## EXERCISE REQUIREMENTS
Across all the records, filter for lines with the word "title" and copy them.

## Data records for software interfaces
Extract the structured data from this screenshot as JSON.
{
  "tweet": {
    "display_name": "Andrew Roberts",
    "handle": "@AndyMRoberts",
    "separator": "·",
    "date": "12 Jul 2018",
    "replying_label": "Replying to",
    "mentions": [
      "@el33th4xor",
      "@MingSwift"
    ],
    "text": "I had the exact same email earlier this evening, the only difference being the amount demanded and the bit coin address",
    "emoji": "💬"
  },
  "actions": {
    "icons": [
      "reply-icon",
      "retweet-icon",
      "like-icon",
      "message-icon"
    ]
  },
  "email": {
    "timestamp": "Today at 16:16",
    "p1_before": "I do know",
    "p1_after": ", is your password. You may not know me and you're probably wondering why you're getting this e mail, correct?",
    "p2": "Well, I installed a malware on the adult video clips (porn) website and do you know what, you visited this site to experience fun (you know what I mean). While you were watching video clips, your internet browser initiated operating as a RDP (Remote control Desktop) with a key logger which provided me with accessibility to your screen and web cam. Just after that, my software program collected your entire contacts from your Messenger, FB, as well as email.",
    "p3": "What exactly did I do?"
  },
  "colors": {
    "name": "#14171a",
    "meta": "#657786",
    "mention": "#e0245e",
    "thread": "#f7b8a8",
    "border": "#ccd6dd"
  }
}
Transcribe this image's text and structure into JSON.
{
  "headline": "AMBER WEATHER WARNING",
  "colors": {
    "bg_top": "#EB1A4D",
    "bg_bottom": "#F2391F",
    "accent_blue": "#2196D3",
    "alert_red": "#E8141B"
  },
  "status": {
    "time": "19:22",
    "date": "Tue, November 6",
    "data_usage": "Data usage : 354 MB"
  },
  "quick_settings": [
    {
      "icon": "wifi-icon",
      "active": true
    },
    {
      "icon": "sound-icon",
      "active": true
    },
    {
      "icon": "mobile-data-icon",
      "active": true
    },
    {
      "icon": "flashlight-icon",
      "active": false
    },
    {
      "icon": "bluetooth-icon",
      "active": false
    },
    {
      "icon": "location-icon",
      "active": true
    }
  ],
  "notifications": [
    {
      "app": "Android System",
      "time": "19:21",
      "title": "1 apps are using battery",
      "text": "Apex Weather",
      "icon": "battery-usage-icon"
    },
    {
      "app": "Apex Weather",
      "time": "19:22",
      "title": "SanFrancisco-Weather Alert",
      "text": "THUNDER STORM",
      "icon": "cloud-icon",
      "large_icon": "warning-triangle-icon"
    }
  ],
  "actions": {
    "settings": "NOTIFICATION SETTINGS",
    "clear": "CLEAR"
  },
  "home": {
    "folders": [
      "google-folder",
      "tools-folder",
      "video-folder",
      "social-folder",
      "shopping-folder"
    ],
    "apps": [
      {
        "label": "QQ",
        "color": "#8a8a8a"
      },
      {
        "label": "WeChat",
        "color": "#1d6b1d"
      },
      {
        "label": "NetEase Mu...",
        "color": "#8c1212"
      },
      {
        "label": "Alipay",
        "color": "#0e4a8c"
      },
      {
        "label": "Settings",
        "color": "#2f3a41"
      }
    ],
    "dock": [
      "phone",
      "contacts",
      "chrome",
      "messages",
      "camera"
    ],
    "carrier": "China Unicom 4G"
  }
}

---

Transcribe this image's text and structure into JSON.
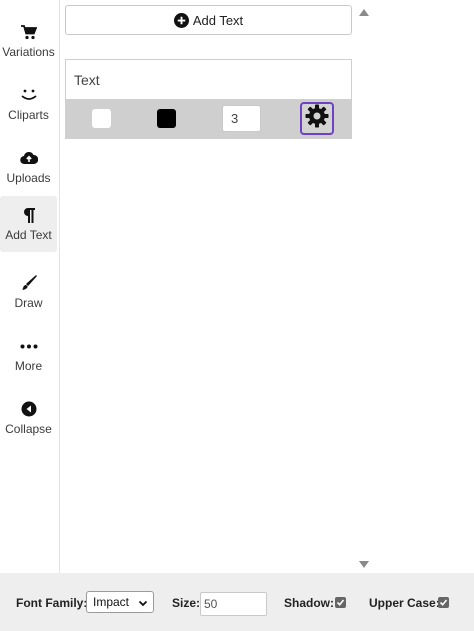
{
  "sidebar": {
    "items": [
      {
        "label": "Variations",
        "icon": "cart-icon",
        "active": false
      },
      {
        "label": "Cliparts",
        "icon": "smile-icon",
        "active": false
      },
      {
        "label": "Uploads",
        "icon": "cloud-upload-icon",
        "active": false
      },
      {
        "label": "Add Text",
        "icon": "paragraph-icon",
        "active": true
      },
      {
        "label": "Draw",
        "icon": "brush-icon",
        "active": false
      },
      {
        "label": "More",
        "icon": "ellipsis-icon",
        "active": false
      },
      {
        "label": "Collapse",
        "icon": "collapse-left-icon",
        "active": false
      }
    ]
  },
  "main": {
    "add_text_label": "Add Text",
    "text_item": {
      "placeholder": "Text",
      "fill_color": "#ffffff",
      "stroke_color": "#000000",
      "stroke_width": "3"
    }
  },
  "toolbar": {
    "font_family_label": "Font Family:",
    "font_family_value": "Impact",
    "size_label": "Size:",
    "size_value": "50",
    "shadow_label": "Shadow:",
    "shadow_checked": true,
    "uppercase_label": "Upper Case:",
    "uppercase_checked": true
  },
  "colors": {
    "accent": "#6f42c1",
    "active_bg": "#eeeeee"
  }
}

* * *

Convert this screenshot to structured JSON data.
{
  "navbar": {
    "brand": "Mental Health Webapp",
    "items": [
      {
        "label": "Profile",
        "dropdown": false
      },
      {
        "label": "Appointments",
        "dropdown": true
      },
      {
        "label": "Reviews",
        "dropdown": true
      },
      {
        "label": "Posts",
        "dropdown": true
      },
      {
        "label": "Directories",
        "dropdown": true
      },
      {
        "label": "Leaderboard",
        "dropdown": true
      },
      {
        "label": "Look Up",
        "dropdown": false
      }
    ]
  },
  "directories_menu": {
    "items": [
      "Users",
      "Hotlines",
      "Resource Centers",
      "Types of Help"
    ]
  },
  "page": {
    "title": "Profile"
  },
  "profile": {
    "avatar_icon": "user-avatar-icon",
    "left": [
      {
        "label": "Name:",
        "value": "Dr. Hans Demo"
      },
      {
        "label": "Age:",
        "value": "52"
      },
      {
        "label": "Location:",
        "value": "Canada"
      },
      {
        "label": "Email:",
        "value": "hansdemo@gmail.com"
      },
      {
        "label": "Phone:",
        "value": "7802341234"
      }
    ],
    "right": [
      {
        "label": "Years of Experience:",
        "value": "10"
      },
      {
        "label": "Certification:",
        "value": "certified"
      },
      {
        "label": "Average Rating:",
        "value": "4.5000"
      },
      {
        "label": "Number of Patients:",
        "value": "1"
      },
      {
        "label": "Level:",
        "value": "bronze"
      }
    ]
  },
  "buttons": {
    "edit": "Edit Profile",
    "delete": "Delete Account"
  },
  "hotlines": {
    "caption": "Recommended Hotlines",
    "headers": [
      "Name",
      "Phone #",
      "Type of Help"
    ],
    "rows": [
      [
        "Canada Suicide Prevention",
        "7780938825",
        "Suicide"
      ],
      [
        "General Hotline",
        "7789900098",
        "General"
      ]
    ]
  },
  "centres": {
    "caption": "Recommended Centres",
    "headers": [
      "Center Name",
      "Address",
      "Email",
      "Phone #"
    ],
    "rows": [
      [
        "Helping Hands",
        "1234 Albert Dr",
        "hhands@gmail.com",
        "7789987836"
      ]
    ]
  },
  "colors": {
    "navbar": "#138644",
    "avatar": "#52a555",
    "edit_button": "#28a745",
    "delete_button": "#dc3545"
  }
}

## EXERCISE RESULT
      "title": "1 apps are using battery",
      "title": "SanFrancisco-Weather Alert",
    "title": "Profile"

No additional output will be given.